Kai S. Cortina, PhD, is Professor of Psychology in the College of Literature, Science, and the Arts at the University of Michigan, Ann Arbor.
Prof. Cortina’s major research revolves around the understanding of children’s and adolescents’ pathways into adulthood and the role of the educational system in this process. The academic and psycho-social development is analyzed from a life-span perspective exclusively analyzing longitudinal data over longer periods of time (e.g., from middle school to young adulthood). The hierarchical structure of the school system (student/classroom/school/district/state/nations) requires the use of statistical tools that can handle these kind of nested data.
Jeffrey S. McCullough, PhD, is Associate Professor in the department of Health Management and Policy in the School of Public Health at the University of Michigan, Ann Arbor.
Prof. McCullough’s research focuses on technology and innovation in health care with an emphasis on information technology (IT), pharmaceuticals, and empirical methods. Many of his studies explored the effect of electronic health record (EHR) systems on health care quality and productivity. While the short-run gains from health IT adoption may be modest, these technologies form the foundation for a health information infrastructure. As scientists are just beginning to understand how to harness and apply medical information, this problem is complicated by the sheer complexity of medical care, the heterogeneity across patients, and the importance of treatment selection. His current work draws on methods from both machine learning and econometrics to address these issues. Current pharmaceutical studies examine the roles of consumer heterogeneity and learning about the value of products as well as the effect of direct-to-consumer advertising on health.
Dr. Suzuki is a behavioral scientist and has major research interests in examining and intervening mediational social determinants factors of health behaviors and health outcomes across lifespan. She analyzes the National Health Interview Survey, Medical Expenditure Panel Survey, National Health and Nutrition Examination Survey as well as the Flint regional medical records to understand the factors associating with poor health outcomes among people with disabilities including children and aging.

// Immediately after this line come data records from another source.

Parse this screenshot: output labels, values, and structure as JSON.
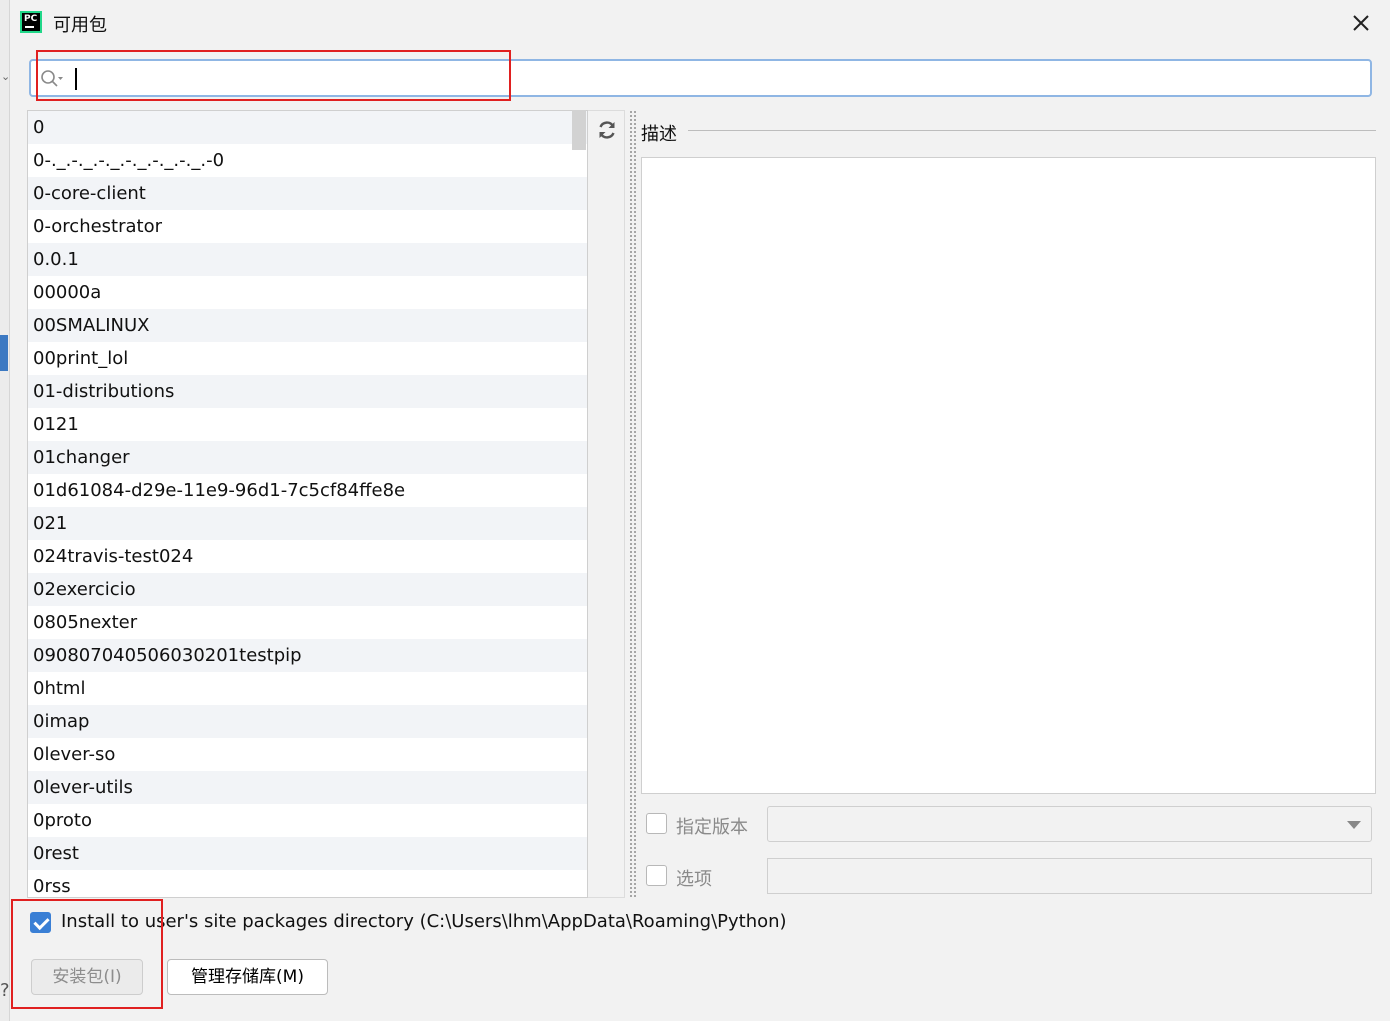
{
  "window": {
    "title": "可用包"
  },
  "search": {
    "value": "",
    "placeholder": ""
  },
  "packages": [
    "0",
    "0-._.-._.-._.-._.-._.-._.-0",
    "0-core-client",
    "0-orchestrator",
    "0.0.1",
    "00000a",
    "00SMALINUX",
    "00print_lol",
    "01-distributions",
    "0121",
    "01changer",
    "01d61084-d29e-11e9-96d1-7c5cf84ffe8e",
    "021",
    "024travis-test024",
    "02exercicio",
    "0805nexter",
    "090807040506030201testpip",
    "0html",
    "0imap",
    "0lever-so",
    "0lever-utils",
    "0proto",
    "0rest",
    "0rss"
  ],
  "description": {
    "label": "描述",
    "content": ""
  },
  "options": {
    "specify_version_label": "指定版本",
    "specify_version_checked": false,
    "version_value": "",
    "options_label": "选项",
    "options_checked": false,
    "options_value": ""
  },
  "install_to_user": {
    "label": "Install to user's site packages directory (C:\\Users\\lhm\\AppData\\Roaming\\Python)",
    "checked": true
  },
  "buttons": {
    "install": "安装包(I)",
    "manage_repos": "管理存储库(M)"
  },
  "colors": {
    "accent": "#3a7fd5",
    "highlight_box": "#e02020",
    "search_focus_border": "#8fb6e4"
  }
}
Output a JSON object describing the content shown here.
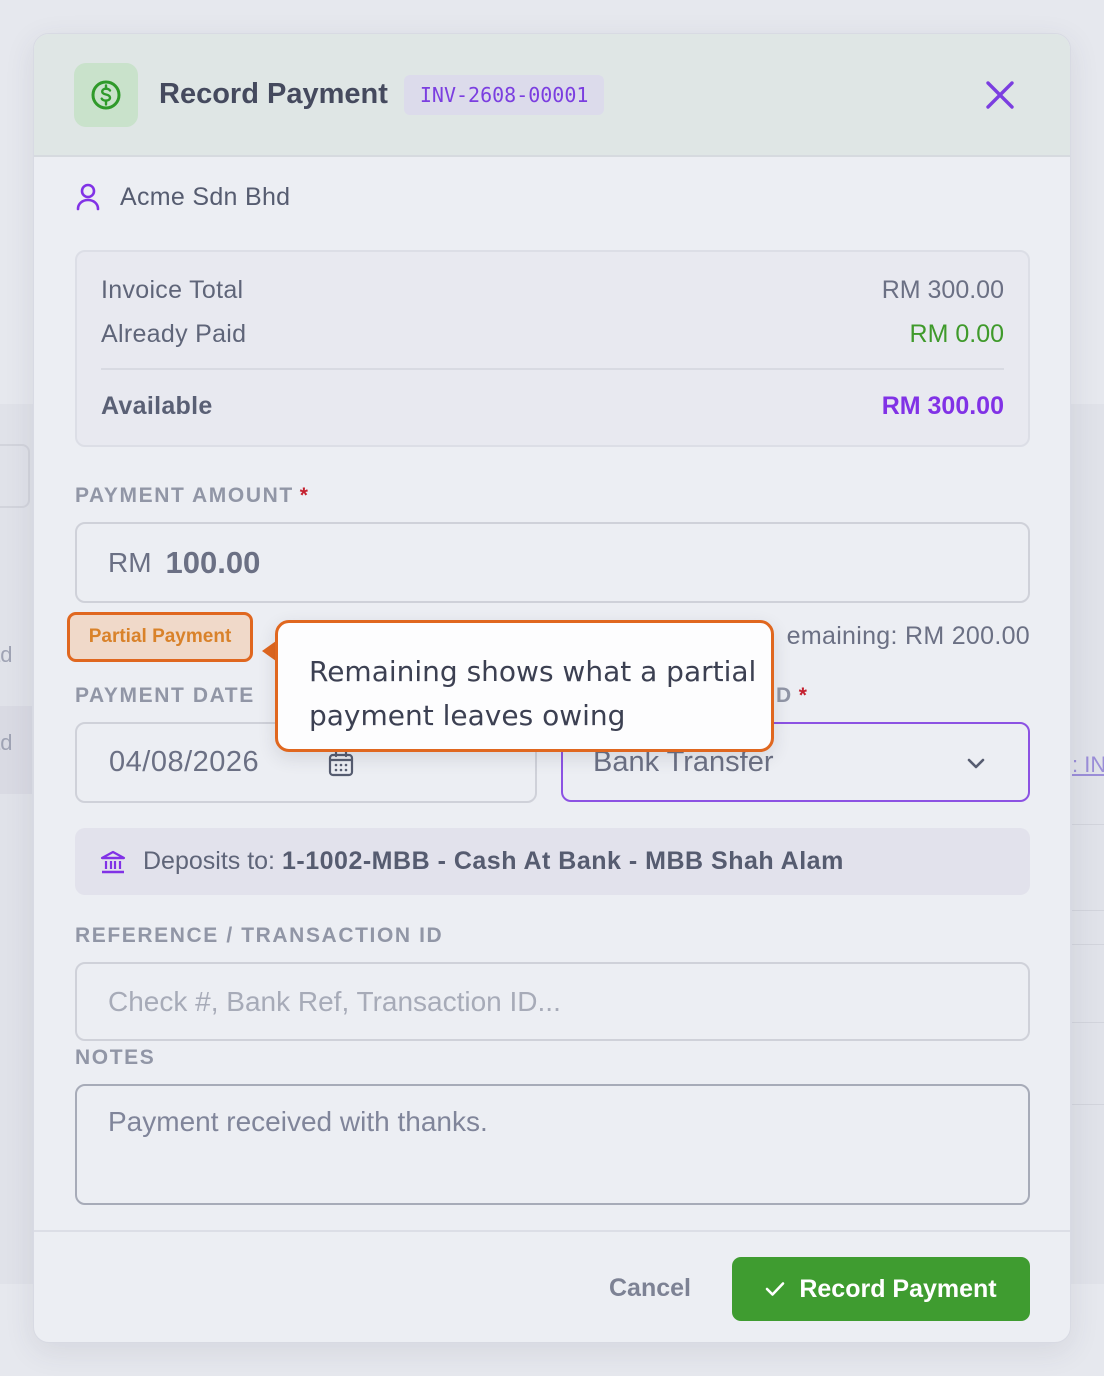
{
  "background": {
    "left_items": [
      "ad",
      "ad"
    ],
    "right_link": ": IN"
  },
  "modal": {
    "title": "Record Payment",
    "invoice_number": "INV-2608-00001",
    "customer": "Acme Sdn Bhd",
    "summary": {
      "invoice_total_label": "Invoice Total",
      "invoice_total_value": "RM 300.00",
      "already_paid_label": "Already Paid",
      "already_paid_value": "RM 0.00",
      "available_label": "Available",
      "available_value": "RM 300.00"
    },
    "payment_amount": {
      "label": "PAYMENT AMOUNT",
      "required_mark": "*",
      "currency": "RM",
      "value": "100.00"
    },
    "partial_badge": "Partial Payment",
    "remaining": "emaining: RM 200.00",
    "payment_date": {
      "label": "PAYMENT DATE",
      "value": "04/08/2026"
    },
    "payment_method": {
      "label_tail": "D",
      "required_mark": "*",
      "value": "Bank Transfer"
    },
    "deposit": {
      "label": "Deposits to:",
      "account": "1-1002-MBB - Cash At Bank - MBB Shah Alam"
    },
    "reference": {
      "label": "REFERENCE / TRANSACTION ID",
      "placeholder": "Check #, Bank Ref, Transaction ID..."
    },
    "notes": {
      "label": "NOTES",
      "value": "Payment received with thanks."
    },
    "footer": {
      "cancel_label": "Cancel",
      "submit_label": "Record Payment"
    }
  },
  "tooltip": {
    "text": "Remaining shows what a partial payment leaves owing"
  },
  "colors": {
    "accent_purple": "#8132e6",
    "success_green": "#3f9c30",
    "callout_orange": "#e0671f"
  },
  "icons": [
    "dollar-circle-icon",
    "close-icon",
    "user-icon",
    "calendar-icon",
    "chevron-down-icon",
    "bank-icon",
    "check-icon"
  ]
}
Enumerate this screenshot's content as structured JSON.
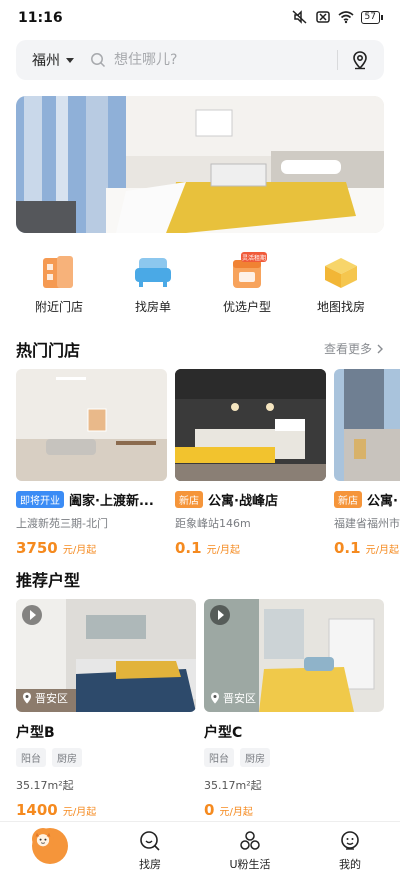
{
  "status_bar": {
    "time": "11:16",
    "battery": "57"
  },
  "search": {
    "city": "福州",
    "placeholder": "想住哪儿?"
  },
  "quick_entries": [
    {
      "label": "附近门店",
      "icon": "store-icon"
    },
    {
      "label": "找房单",
      "icon": "sofa-icon"
    },
    {
      "label": "优选户型",
      "icon": "calendar-icon",
      "badge": "灵活租期"
    },
    {
      "label": "地图找房",
      "icon": "map-box-icon"
    }
  ],
  "hot_stores": {
    "title": "热门门店",
    "more": "查看更多",
    "items": [
      {
        "badge": "即将开业",
        "name": "阖家·上渡新...",
        "addr": "上渡新苑三期-北门",
        "price": "3750",
        "unit": "元/月起"
      },
      {
        "badge": "新店",
        "name": "公寓·战峰店",
        "addr": "距象峰站146m",
        "price": "0.1",
        "unit": "元/月起"
      },
      {
        "badge": "新店",
        "name": "公寓·",
        "addr": "福建省福州市",
        "price": "0.1",
        "unit": "元/月起"
      }
    ]
  },
  "room_types": {
    "title": "推荐户型",
    "items": [
      {
        "district": "晋安区",
        "name": "户型B",
        "tags": [
          "阳台",
          "厨房"
        ],
        "area": "35.17m²起",
        "price": "1400",
        "unit": "元/月起"
      },
      {
        "district": "晋安区",
        "name": "户型C",
        "tags": [
          "阳台",
          "厨房"
        ],
        "area": "35.17m²起",
        "price": "0",
        "unit": "元/月起"
      }
    ]
  },
  "bottom_nav": [
    {
      "label": "",
      "icon": "mascot-icon"
    },
    {
      "label": "找房",
      "icon": "search-house-icon"
    },
    {
      "label": "U粉生活",
      "icon": "community-icon"
    },
    {
      "label": "我的",
      "icon": "profile-icon"
    }
  ],
  "colors": {
    "accent": "#f58a1f",
    "blue_badge": "#3b8cf5",
    "orange_badge": "#f5953a"
  }
}
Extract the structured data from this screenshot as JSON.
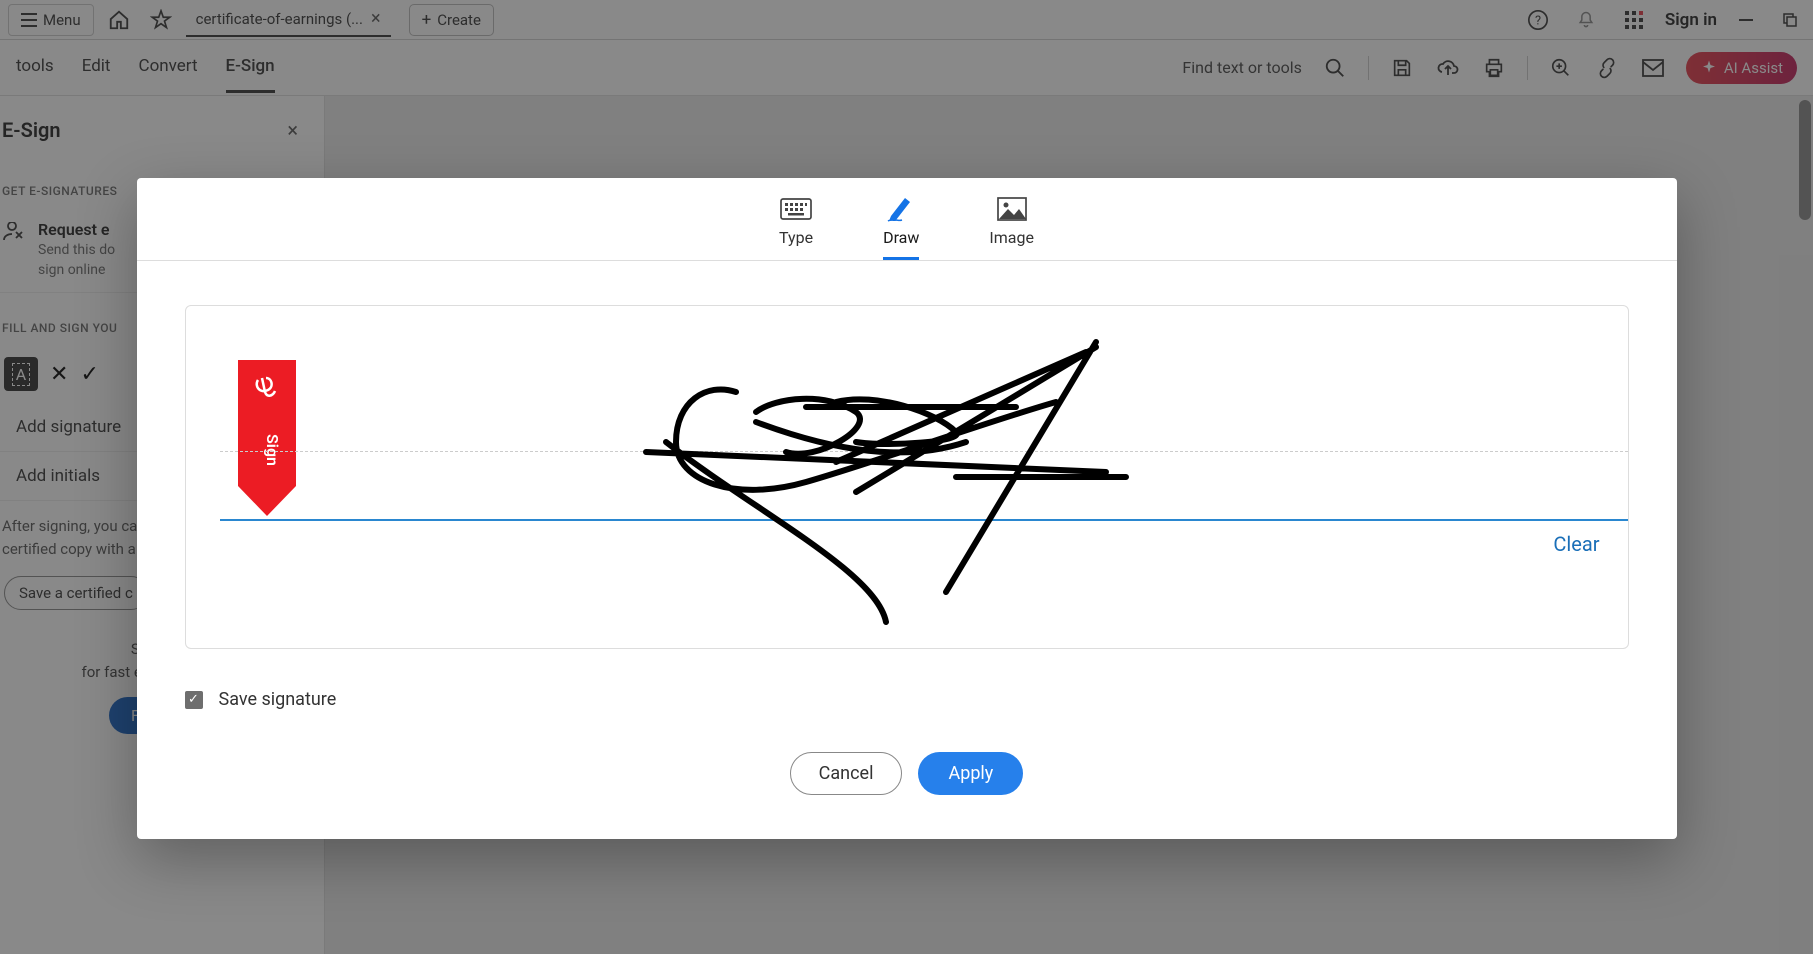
{
  "titlebar": {
    "menu_label": "Menu",
    "tab_title": "certificate-of-earnings (...",
    "create_label": "Create",
    "signin_label": "Sign in"
  },
  "toolbar": {
    "tabs": {
      "tools": "tools",
      "edit": "Edit",
      "convert": "Convert",
      "esign": "E-Sign"
    },
    "find_placeholder": "Find text or tools",
    "ai_assist_label": "AI Assist"
  },
  "sidebar": {
    "panel_title": "E-Sign",
    "section_get": "GET E-SIGNATURES",
    "request": {
      "title": "Request e",
      "desc": "Send this do\nsign online"
    },
    "section_fill": "FILL AND SIGN YOU",
    "add_signature": "Add signature",
    "add_initials": "Add initials",
    "after_text": "After signing, you ca\ncertified copy with a",
    "save_cert": "Save a certified c",
    "send_doc": "Send doc\nfor fast e-signing online.",
    "free_trial": "Free trial"
  },
  "modal": {
    "tabs": {
      "type": "Type",
      "draw": "Draw",
      "image": "Image"
    },
    "clear": "Clear",
    "save_signature": "Save signature",
    "cancel": "Cancel",
    "apply": "Apply",
    "flag_label": "Sign"
  }
}
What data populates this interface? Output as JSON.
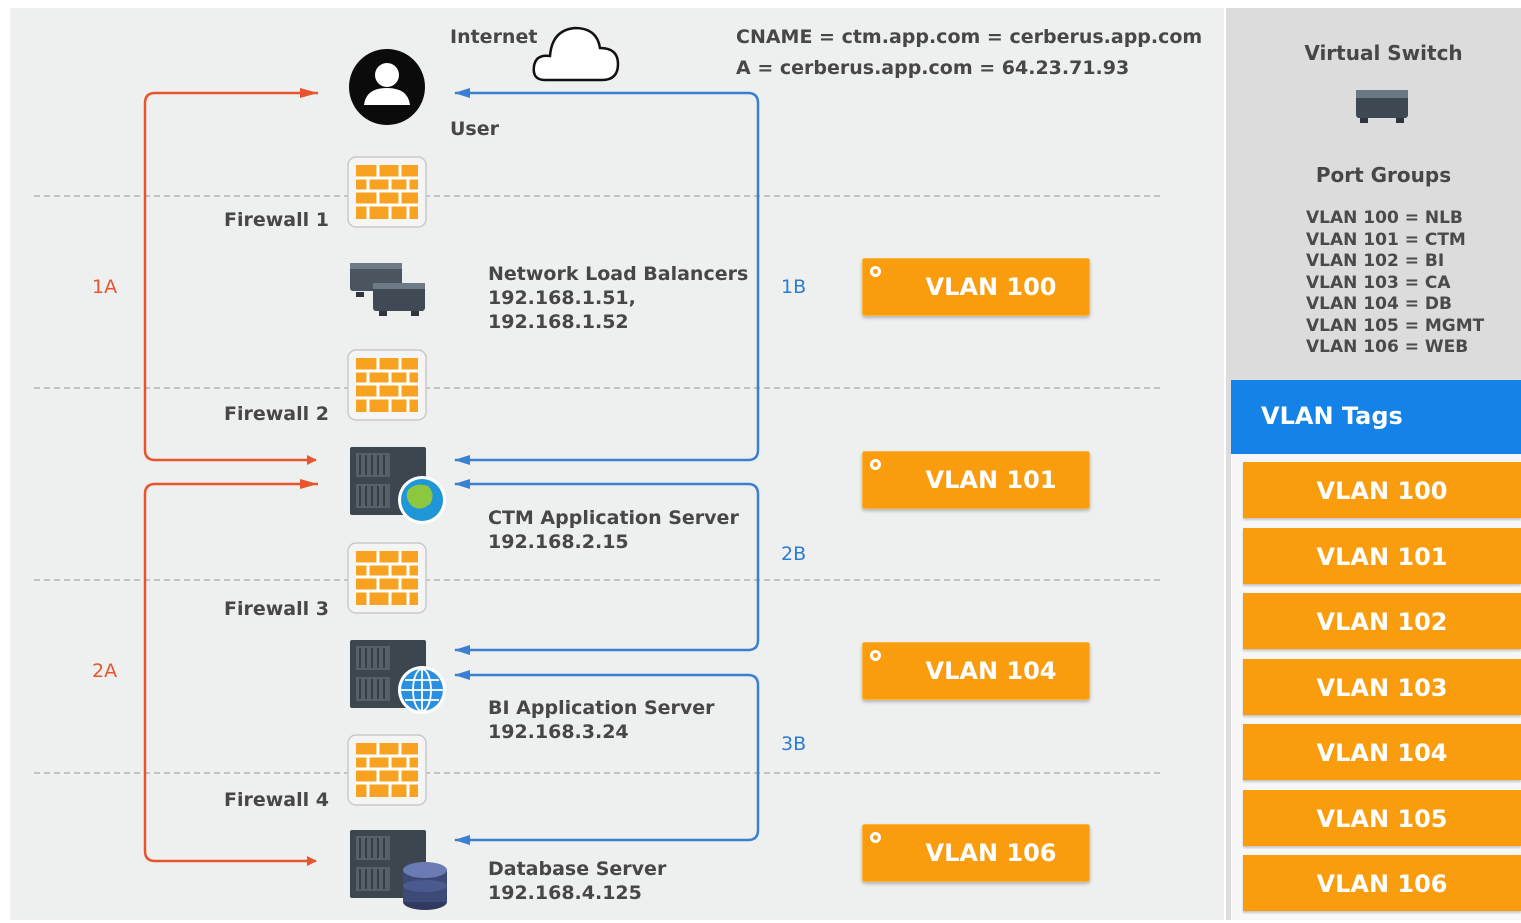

My core intellectual interest is the way in which parenting behaviors, like the use of physical punishment, or parental expressions of emotional warmth, have an effect on child outcomes like aggression, antisocial behavior, anxiety and depression, and how these dynamics play out across contexts, neighborhoods, and cultures. A lot of my work is done with international samples. In my work I use statistical models, like multilevel models and some econometric models, and software like Stata, R, HLM and ArcGIS, to examine things like growth and change over time, or community, school or parent effects on children and families. I have emerging interests in text-mining and natural language processing.